▶ **Problem details**
When the word "heading" appears in a line of the data below, list that line.

(Extracted data entries)
● ● ● ● ● ● ●
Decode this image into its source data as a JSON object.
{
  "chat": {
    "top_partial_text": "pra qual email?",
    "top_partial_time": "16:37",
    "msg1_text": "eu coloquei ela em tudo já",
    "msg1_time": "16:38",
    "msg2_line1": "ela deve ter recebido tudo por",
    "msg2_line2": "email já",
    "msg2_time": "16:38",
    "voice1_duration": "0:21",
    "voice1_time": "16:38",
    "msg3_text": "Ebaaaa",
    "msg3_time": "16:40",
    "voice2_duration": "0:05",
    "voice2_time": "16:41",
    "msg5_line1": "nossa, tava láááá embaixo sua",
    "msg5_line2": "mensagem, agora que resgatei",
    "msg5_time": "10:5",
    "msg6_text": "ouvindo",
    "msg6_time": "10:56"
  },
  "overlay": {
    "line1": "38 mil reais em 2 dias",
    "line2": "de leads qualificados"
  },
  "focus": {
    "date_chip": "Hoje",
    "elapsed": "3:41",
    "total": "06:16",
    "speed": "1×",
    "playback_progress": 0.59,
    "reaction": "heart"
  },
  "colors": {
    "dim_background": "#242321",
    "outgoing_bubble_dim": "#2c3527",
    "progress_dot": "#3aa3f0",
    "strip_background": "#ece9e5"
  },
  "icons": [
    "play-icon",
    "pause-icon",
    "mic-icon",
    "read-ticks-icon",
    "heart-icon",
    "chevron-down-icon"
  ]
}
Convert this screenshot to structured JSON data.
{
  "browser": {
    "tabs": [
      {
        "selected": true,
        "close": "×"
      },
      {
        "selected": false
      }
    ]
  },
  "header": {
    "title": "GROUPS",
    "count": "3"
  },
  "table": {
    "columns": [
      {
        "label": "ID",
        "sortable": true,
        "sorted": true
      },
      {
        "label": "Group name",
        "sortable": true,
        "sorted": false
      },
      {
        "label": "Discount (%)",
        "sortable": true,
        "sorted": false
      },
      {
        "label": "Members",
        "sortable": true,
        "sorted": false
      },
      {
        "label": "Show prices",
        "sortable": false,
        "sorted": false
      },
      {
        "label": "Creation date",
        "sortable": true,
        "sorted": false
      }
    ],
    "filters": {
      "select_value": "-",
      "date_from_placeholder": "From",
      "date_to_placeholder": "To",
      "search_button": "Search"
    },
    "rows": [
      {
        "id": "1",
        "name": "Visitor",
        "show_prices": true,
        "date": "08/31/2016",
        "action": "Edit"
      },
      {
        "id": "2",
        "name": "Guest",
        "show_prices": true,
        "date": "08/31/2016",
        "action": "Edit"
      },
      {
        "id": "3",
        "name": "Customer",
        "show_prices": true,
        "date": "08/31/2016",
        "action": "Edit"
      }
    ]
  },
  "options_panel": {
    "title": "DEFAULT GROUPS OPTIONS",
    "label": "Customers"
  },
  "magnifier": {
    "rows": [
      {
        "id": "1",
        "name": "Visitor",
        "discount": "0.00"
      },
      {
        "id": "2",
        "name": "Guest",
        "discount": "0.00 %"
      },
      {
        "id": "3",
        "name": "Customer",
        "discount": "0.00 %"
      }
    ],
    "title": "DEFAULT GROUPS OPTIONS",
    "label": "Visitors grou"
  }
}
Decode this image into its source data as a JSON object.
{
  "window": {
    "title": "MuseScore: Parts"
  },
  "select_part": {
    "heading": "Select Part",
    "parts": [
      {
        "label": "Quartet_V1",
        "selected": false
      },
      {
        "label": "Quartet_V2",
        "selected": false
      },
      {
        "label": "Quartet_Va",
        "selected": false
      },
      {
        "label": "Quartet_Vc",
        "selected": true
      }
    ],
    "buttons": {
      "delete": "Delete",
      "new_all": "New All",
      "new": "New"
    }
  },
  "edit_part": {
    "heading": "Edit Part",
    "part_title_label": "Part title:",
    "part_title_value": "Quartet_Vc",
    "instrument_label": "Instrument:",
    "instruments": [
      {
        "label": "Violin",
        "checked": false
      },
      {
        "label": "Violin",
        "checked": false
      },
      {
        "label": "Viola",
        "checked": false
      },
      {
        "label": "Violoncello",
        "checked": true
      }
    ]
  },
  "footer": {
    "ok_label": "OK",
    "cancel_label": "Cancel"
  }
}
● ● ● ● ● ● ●
▶ **Answer box**
    "heading": "Select Part",
    "heading": "Edit Part",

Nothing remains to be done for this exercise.